Chris Abrahams initiates the first of two sets, summoning a delicate melody from his piano. Lloyd Swanton falls in suit, gently fiddling his double bass. Tony Buck follows with some faint, sliding movements, circling the top of a cymbal. They linger in a liminal space, which feels like it's balancing between the thresholds of presence and absence, for some time. Buck progresses to sliding a hand cymbal back-and-forth across his floor tom, creating a deeply ominous undertone, and in these moments it sounds as if they are breaching into another space, inviting visions of an abstracted kind of black lodge, where form is more spectral. They make a subtle transition out of this zone, gaining rhythmic momentum as they chart a course forward through cyclic motions. They sound as if they are multiplying in number as their oscillating patterns become increasingly more frenzied, and by the time they well and truly reach flight they are like the musical equivalent to a murmuration of starlings; truly majestic!

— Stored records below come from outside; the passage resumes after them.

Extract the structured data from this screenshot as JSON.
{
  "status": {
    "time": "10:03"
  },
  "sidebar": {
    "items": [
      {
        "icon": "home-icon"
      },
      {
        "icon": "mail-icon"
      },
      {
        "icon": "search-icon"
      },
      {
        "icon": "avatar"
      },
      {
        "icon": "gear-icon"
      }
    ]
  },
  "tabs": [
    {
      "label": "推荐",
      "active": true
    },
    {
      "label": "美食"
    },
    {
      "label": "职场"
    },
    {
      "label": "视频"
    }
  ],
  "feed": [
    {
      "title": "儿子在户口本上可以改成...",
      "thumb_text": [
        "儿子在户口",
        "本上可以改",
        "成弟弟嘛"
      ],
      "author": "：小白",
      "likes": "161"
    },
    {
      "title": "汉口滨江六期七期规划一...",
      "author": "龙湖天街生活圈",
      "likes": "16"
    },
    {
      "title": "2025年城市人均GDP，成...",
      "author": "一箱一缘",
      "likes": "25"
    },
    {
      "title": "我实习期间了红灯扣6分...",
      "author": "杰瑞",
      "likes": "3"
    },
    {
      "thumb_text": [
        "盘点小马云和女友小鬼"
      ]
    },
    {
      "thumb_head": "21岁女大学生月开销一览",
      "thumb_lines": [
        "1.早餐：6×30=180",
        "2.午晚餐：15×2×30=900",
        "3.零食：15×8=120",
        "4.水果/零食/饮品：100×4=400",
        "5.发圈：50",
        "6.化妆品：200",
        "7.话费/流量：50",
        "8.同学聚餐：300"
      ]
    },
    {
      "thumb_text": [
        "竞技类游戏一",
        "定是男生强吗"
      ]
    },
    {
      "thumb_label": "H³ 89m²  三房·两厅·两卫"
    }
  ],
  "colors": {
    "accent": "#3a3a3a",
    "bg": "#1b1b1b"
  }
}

Swanton initiates the second set, with the others hot on his trail — it's quite bewildering just how different it is from the get-go. Rarely do they take off with the kind of rolling-start momentum such as this. It's The Necks at their funkiest and most upbeat; something you can really groove to, if only for a brief moment before they transmute into something else entirely with utmost grace. The live experience this three-piece offers is something far beyond that of typical improvisational sets. It's as if their method of repetition-through-minimal-movements challenges the very foundations of music. Linear time becomes somewhat displaced as their compositions seemingly move through a perpetually repeating, amorphic present. It is as if the moment is always happening again, both different and the same, and the dichotomy of dualities such as past and future feel as though they collapse under the weight of this ever repeating, shifting present. Illusive and resistant toward any attempts to fully grasp at them, each moment of these compositions are an exercise in letting go. Like any band, they no doubt have their on and off nights, but they can only ever be completely on when the listener has surrendered themselves to both the music's curious, child-like playfulness and its deep, meditative reflection. And if the looks on audience faces at the conclusion of the second set are anything to go by, tonight they were on for many.